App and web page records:
_ _ _

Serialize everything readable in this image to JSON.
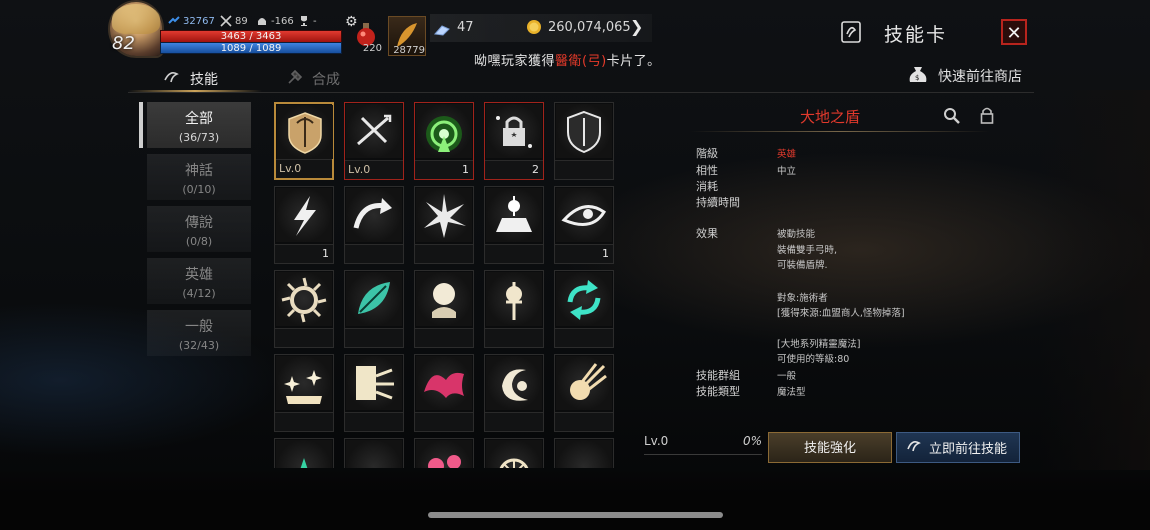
{
  "hud": {
    "level": "82",
    "power": "32767",
    "stat_attack": "89",
    "stat_defense": "-166",
    "trophy": "-",
    "hp": "3463 / 3463",
    "mp": "1089 / 1089",
    "potion_count": "220",
    "slot_count": "28779",
    "crystals": "47",
    "gold": "260,074,065",
    "notice_prefix": "呦嘿玩家獲得",
    "notice_highlight": "醫衛(弓)",
    "notice_suffix": "卡片了。"
  },
  "window": {
    "title": "技能卡",
    "close_label": "✕"
  },
  "tabs": [
    {
      "label": "技能",
      "active": true
    },
    {
      "label": "合成",
      "active": false
    }
  ],
  "shop_link": "快速前往商店",
  "categories": [
    {
      "title": "全部",
      "count": "(36/73)",
      "active": true
    },
    {
      "title": "神話",
      "count": "(0/10)",
      "active": false
    },
    {
      "title": "傳說",
      "count": "(0/8)",
      "active": false
    },
    {
      "title": "英雄",
      "count": "(4/12)",
      "active": false
    },
    {
      "title": "一般",
      "count": "(32/43)",
      "active": false
    }
  ],
  "grid": [
    {
      "icon": "bow-shield-icon",
      "border": "gold",
      "lv": "Lv.0",
      "count": ""
    },
    {
      "icon": "crossed-arrows-icon",
      "border": "red",
      "lv": "Lv.0",
      "count": ""
    },
    {
      "icon": "signal-tower-icon",
      "border": "red",
      "lv": "",
      "count": "1"
    },
    {
      "icon": "lock-star-icon",
      "border": "red",
      "lv": "",
      "count": "2"
    },
    {
      "icon": "shield-icon",
      "border": "none",
      "lv": "",
      "count": ""
    },
    {
      "icon": "lightning-icon",
      "border": "none",
      "lv": "",
      "count": "1"
    },
    {
      "icon": "curved-arrow-icon",
      "border": "none",
      "lv": "",
      "count": ""
    },
    {
      "icon": "burst-icon",
      "border": "none",
      "lv": "",
      "count": ""
    },
    {
      "icon": "altar-light-icon",
      "border": "none",
      "lv": "",
      "count": ""
    },
    {
      "icon": "eye-icon",
      "border": "none",
      "lv": "",
      "count": "1"
    },
    {
      "icon": "spiky-sun-icon",
      "border": "none",
      "lv": "",
      "count": ""
    },
    {
      "icon": "heal-leaf-icon",
      "border": "none",
      "lv": "",
      "count": ""
    },
    {
      "icon": "orb-pedestal-icon",
      "border": "none",
      "lv": "",
      "count": ""
    },
    {
      "icon": "sword-orb-icon",
      "border": "none",
      "lv": "",
      "count": ""
    },
    {
      "icon": "refresh-icon",
      "border": "none",
      "lv": "",
      "count": ""
    },
    {
      "icon": "sparkle-crown-icon",
      "border": "none",
      "lv": "",
      "count": ""
    },
    {
      "icon": "card-break-icon",
      "border": "none",
      "lv": "",
      "count": ""
    },
    {
      "icon": "bat-wing-icon",
      "border": "none",
      "lv": "",
      "count": ""
    },
    {
      "icon": "crescent-icon",
      "border": "none",
      "lv": "",
      "count": ""
    },
    {
      "icon": "fireball-icon",
      "border": "none",
      "lv": "",
      "count": ""
    },
    {
      "icon": "green-burst-icon",
      "border": "none",
      "lv": "",
      "count": ""
    },
    {
      "icon": "green-sparkle-icon",
      "border": "none",
      "lv": "",
      "count": ""
    },
    {
      "icon": "pink-flower-icon",
      "border": "none",
      "lv": "",
      "count": ""
    },
    {
      "icon": "wheel-icon",
      "border": "none",
      "lv": "",
      "count": ""
    },
    {
      "icon": "flame-grass-icon",
      "border": "none",
      "lv": "",
      "count": ""
    }
  ],
  "detail": {
    "name": "大地之盾",
    "rows": [
      {
        "label": "階級",
        "value": "英雄",
        "red": true
      },
      {
        "label": "相性",
        "value": "中立"
      },
      {
        "label": "消耗",
        "value": ""
      },
      {
        "label": "持續時間",
        "value": ""
      }
    ],
    "effect_label": "效果",
    "effect_lines": [
      "被動技能",
      "裝備雙手弓時,",
      "可裝備盾牌.",
      "",
      "對象:施術者",
      "[獲得來源:血盟商人,怪物掉落]",
      "",
      "[大地系列精靈魔法]",
      "可使用的等級:80"
    ],
    "group_label": "技能群組",
    "group_value": "一般",
    "type_label": "技能類型",
    "type_value": "魔法型"
  },
  "footer": {
    "lv": "Lv.0",
    "pct": "0%",
    "enhance": "技能強化",
    "goto": "立即前往技能"
  }
}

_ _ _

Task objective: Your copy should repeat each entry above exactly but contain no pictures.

Expected answer:
Serialize everything readable in this image to JSON.
{
  "hud": {
    "level": "82",
    "power": "32767",
    "stat_attack": "89",
    "stat_defense": "-166",
    "trophy": "-",
    "hp": "3463 / 3463",
    "mp": "1089 / 1089",
    "potion_count": "220",
    "slot_count": "28779",
    "crystals": "47",
    "gold": "260,074,065",
    "notice_prefix": "呦嘿玩家獲得",
    "notice_highlight": "醫衛(弓)",
    "notice_suffix": "卡片了。"
  },
  "window": {
    "title": "技能卡",
    "close_label": "✕"
  },
  "tabs": [
    {
      "label": "技能",
      "active": true
    },
    {
      "label": "合成",
      "active": false
    }
  ],
  "shop_link": "快速前往商店",
  "categories": [
    {
      "title": "全部",
      "count": "(36/73)",
      "active": true
    },
    {
      "title": "神話",
      "count": "(0/10)",
      "active": false
    },
    {
      "title": "傳說",
      "count": "(0/8)",
      "active": false
    },
    {
      "title": "英雄",
      "count": "(4/12)",
      "active": false
    },
    {
      "title": "一般",
      "count": "(32/43)",
      "active": false
    }
  ],
  "grid": [
    {
      "icon": "bow-shield-icon",
      "border": "gold",
      "lv": "Lv.0",
      "count": ""
    },
    {
      "icon": "crossed-arrows-icon",
      "border": "red",
      "lv": "Lv.0",
      "count": ""
    },
    {
      "icon": "signal-tower-icon",
      "border": "red",
      "lv": "",
      "count": "1"
    },
    {
      "icon": "lock-star-icon",
      "border": "red",
      "lv": "",
      "count": "2"
    },
    {
      "icon": "shield-icon",
      "border": "none",
      "lv": "",
      "count": ""
    },
    {
      "icon": "lightning-icon",
      "border": "none",
      "lv": "",
      "count": "1"
    },
    {
      "icon": "curved-arrow-icon",
      "border": "none",
      "lv": "",
      "count": ""
    },
    {
      "icon": "burst-icon",
      "border": "none",
      "lv": "",
      "count": ""
    },
    {
      "icon": "altar-light-icon",
      "border": "none",
      "lv": "",
      "count": ""
    },
    {
      "icon": "eye-icon",
      "border": "none",
      "lv": "",
      "count": "1"
    },
    {
      "icon": "spiky-sun-icon",
      "border": "none",
      "lv": "",
      "count": ""
    },
    {
      "icon": "heal-leaf-icon",
      "border": "none",
      "lv": "",
      "count": ""
    },
    {
      "icon": "orb-pedestal-icon",
      "border": "none",
      "lv": "",
      "count": ""
    },
    {
      "icon": "sword-orb-icon",
      "border": "none",
      "lv": "",
      "count": ""
    },
    {
      "icon": "refresh-icon",
      "border": "none",
      "lv": "",
      "count": ""
    },
    {
      "icon": "sparkle-crown-icon",
      "border": "none",
      "lv": "",
      "count": ""
    },
    {
      "icon": "card-break-icon",
      "border": "none",
      "lv": "",
      "count": ""
    },
    {
      "icon": "bat-wing-icon",
      "border": "none",
      "lv": "",
      "count": ""
    },
    {
      "icon": "crescent-icon",
      "border": "none",
      "lv": "",
      "count": ""
    },
    {
      "icon": "fireball-icon",
      "border": "none",
      "lv": "",
      "count": ""
    },
    {
      "icon": "green-burst-icon",
      "border": "none",
      "lv": "",
      "count": ""
    },
    {
      "icon": "green-sparkle-icon",
      "border": "none",
      "lv": "",
      "count": ""
    },
    {
      "icon": "pink-flower-icon",
      "border": "none",
      "lv": "",
      "count": ""
    },
    {
      "icon": "wheel-icon",
      "border": "none",
      "lv": "",
      "count": ""
    },
    {
      "icon": "flame-grass-icon",
      "border": "none",
      "lv": "",
      "count": ""
    }
  ],
  "detail": {
    "name": "大地之盾",
    "rows": [
      {
        "label": "階級",
        "value": "英雄",
        "red": true
      },
      {
        "label": "相性",
        "value": "中立"
      },
      {
        "label": "消耗",
        "value": ""
      },
      {
        "label": "持續時間",
        "value": ""
      }
    ],
    "effect_label": "效果",
    "effect_lines": [
      "被動技能",
      "裝備雙手弓時,",
      "可裝備盾牌.",
      "",
      "對象:施術者",
      "[獲得來源:血盟商人,怪物掉落]",
      "",
      "[大地系列精靈魔法]",
      "可使用的等級:80"
    ],
    "group_label": "技能群組",
    "group_value": "一般",
    "type_label": "技能類型",
    "type_value": "魔法型"
  },
  "footer": {
    "lv": "Lv.0",
    "pct": "0%",
    "enhance": "技能強化",
    "goto": "立即前往技能"
  }
}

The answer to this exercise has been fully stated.